**Exercise aim**
Only the number is needed: how many lines of the records include "Standaard"?

*** Opening of The input ***

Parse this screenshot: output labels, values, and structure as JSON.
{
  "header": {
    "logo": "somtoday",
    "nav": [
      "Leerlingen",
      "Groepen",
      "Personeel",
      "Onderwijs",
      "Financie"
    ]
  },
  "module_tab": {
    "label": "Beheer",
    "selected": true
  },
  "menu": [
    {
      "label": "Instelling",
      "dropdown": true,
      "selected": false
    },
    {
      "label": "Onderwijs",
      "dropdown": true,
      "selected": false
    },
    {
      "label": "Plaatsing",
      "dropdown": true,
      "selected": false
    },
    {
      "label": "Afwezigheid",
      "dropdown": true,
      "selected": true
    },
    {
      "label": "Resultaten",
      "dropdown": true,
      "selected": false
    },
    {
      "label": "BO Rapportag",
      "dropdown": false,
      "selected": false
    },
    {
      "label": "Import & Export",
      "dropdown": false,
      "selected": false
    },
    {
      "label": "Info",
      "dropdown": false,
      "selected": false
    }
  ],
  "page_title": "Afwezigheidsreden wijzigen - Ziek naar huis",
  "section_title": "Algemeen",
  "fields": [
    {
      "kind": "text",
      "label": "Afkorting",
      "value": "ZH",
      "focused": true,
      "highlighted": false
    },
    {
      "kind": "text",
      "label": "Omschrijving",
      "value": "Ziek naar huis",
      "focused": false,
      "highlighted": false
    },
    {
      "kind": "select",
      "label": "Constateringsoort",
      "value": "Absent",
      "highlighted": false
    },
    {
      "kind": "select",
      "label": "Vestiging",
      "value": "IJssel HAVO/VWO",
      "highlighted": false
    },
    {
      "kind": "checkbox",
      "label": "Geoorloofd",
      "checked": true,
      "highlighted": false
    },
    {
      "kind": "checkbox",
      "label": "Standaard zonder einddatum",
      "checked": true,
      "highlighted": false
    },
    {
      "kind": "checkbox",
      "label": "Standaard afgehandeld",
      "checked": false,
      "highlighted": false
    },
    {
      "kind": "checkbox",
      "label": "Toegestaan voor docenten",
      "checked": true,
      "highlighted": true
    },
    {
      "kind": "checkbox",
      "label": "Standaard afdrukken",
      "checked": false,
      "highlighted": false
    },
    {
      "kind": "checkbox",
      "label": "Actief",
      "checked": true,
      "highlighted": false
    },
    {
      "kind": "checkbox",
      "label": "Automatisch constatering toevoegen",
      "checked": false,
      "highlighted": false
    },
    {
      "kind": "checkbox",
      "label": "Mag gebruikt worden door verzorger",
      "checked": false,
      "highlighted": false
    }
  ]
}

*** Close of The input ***

**Task response**
3